Every line below that has the string "системы" needs to be copied.

-- Opening Marker --

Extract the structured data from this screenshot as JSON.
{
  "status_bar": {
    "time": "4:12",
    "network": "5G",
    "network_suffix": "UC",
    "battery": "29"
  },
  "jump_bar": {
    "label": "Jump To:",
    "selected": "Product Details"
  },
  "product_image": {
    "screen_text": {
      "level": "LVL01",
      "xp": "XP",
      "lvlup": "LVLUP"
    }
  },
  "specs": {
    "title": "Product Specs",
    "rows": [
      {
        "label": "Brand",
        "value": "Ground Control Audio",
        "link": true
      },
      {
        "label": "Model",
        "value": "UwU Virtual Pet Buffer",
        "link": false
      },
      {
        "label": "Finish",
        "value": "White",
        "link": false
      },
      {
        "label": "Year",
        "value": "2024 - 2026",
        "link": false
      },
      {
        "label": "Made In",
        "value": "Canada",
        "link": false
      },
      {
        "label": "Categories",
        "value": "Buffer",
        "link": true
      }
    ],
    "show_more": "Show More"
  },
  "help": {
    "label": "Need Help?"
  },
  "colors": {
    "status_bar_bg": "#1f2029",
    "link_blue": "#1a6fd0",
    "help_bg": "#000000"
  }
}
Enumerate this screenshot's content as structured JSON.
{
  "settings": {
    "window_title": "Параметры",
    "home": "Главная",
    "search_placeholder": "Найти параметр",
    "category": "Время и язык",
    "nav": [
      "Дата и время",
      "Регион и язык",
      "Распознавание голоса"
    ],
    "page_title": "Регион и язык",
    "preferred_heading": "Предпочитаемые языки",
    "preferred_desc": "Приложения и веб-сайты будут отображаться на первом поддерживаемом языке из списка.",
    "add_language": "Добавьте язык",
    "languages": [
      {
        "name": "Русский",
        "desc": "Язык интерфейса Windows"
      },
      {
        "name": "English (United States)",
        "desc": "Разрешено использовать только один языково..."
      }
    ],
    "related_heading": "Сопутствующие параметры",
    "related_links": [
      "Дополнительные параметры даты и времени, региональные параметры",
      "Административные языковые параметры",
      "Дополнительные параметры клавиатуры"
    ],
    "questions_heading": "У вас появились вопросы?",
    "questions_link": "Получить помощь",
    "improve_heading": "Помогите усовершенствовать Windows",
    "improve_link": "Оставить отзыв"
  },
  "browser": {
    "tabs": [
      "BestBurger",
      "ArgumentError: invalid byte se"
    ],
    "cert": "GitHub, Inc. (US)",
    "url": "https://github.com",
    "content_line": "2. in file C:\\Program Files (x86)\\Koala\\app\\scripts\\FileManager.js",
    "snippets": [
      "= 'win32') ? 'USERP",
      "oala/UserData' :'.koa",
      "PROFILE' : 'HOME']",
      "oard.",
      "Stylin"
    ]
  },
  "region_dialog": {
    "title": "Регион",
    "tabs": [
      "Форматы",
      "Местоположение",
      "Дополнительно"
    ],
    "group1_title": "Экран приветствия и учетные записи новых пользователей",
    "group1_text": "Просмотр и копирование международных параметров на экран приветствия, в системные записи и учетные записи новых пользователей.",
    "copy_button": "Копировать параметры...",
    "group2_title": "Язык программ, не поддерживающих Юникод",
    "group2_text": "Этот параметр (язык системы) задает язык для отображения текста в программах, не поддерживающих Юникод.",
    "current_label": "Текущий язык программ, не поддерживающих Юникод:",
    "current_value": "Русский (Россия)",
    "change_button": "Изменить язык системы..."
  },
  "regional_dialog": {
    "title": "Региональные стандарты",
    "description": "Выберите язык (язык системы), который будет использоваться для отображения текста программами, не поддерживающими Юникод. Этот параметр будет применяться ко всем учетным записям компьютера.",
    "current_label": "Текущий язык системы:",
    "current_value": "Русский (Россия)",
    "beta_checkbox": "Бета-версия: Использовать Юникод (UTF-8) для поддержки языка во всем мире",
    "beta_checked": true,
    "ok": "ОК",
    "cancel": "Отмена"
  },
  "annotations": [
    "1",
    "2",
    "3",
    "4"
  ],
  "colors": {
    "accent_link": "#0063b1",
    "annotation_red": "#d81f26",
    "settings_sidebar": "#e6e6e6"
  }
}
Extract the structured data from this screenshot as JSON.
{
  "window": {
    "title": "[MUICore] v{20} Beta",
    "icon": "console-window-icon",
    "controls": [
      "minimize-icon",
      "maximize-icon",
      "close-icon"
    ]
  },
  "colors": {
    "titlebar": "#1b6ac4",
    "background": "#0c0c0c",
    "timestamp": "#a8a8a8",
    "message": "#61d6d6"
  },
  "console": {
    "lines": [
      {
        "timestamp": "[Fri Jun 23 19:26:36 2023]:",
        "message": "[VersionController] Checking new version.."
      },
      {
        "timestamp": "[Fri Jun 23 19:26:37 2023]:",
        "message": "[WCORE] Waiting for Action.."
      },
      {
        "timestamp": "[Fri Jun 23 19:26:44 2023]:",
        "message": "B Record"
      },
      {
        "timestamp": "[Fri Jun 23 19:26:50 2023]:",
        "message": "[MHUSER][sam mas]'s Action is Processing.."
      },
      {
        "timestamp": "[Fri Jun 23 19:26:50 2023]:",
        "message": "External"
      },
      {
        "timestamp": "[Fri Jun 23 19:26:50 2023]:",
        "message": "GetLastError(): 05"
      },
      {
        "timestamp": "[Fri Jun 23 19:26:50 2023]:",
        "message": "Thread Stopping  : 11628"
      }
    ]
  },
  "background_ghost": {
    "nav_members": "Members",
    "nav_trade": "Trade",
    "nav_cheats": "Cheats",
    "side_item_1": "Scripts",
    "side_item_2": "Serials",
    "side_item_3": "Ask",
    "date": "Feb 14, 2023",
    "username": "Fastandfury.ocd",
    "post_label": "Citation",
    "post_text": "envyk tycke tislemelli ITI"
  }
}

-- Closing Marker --

▶ _RESPONSE BOX_:
    "group2_text": "Этот параметр (язык системы) задает язык для отображения текста в программах, не поддерживающих Юникод.",
    "change_button": "Изменить язык системы..."
    "description": "Выберите язык (язык системы), который будет использоваться для отображения текста программами, не поддерживающими Юникод. Этот параметр будет применяться ко всем учетным записям компьютера.",
    "current_label": "Текущий язык системы:",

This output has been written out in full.